Brave Cooper relishing fight to reach top
Bryan Cooper has spoken frankly of the harrowing leg break that he suffered at last month's Cheltenham Festival and pinpointed the Listowel Harvest Festival in September as a possible target for his return to the saddle.
The 21-year-old rising star of the weigh-room took a nasty fall at the second-last flight in the Fred Winter Hurdle when Clarcam crashed to the floor.
He was subsequently found to have fractured his right tibia and fibula, with the Turf Club's chief medical officer Dr Adrian McGoldrick describing the injury at the time as "the worst fracture I have ever seen in a lower limb".
It was a compound fracture and there were multiple fragments, all of which led to heightened speculation that Cooper might not ride again or that the severity of the break was such he might even lose his leg.
"It was blown up a bit and a lot of people thought the wrong thing at first," he said.
"It was a bad break. I won't lie – there was a doubt at one stage, but (the doctors) knew once they got it back into place that it was okay. I knew myself that once I got to Gloucestershire Hospital and I got it cleaned out and everything sorted that I was 100 per cent, really.
"It was just a case of having the operation and getting the pin put down through it and they did a great job over there.
"It was a long old week over there, but I had great people looking after me.
"I think I was very, very lucky that it happened over there. I was looked after very well by Dr McGoldrick and the staff in Cheltenham.
"They couldn't have done a better job – from everyone there to Gloucestershire Hospital to Frenchay Hospital in Bristol. I couldn't thank them enough for what they did. I was just very lucky to be in a good place."
Cooper's rapid ascent stalled briefly when he broke his right femur at Down Royal last May.
When he returned in September, he soon gathered momentum again, and his sustained excellence was rewarded when he usurped champion jockey Davy Russell as Gigginstown Stud's first choice rider in the New Year.
Typical of his profession, he conceded that missing out on blue chip mounts, two of which Russell rode to victory in his absence on the last day of the Festival, was a cause of as much pain as the injury itself.
"Obviously it was sore, but the physical pain goes," Cooper explained.
"Once I got the painkillers and everything was held in place, the pain was gone.
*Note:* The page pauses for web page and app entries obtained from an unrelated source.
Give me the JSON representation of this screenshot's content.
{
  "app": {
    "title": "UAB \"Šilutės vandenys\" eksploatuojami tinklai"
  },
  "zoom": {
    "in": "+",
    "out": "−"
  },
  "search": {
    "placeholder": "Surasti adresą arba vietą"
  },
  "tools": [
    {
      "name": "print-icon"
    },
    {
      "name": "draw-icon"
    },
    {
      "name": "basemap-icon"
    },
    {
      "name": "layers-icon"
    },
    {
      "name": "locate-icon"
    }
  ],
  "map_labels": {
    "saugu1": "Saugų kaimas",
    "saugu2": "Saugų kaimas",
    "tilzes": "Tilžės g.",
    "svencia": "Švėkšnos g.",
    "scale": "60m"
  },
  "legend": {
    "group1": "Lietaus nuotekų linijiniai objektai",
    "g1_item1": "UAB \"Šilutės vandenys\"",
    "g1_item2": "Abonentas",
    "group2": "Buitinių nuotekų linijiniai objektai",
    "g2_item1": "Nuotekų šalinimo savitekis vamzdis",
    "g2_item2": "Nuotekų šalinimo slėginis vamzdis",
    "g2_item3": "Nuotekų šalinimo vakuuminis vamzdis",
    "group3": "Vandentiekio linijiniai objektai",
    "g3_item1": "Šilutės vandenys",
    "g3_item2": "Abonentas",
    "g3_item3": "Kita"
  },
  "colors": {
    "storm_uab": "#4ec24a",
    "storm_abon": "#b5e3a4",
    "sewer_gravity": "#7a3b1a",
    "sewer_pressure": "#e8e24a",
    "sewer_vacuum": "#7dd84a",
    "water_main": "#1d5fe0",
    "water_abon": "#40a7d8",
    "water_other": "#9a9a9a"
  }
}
It's the mental pain more than anything else that you have to worry about.
"I knew straight away that it was broken and I just said to myself, 'not again'. Obviously I had a lot of thoughts going through my head," said the Tralee native.
Cooper admits the quality of horse he has to look forward to on his return provides all the motivation that he needs to stay positive.
Cooper – whose proposed Listowel return would be extra special as it is his local festival – added: "I will be eager to get back and, hopefully, it won't affect me. I am in a very lucky position."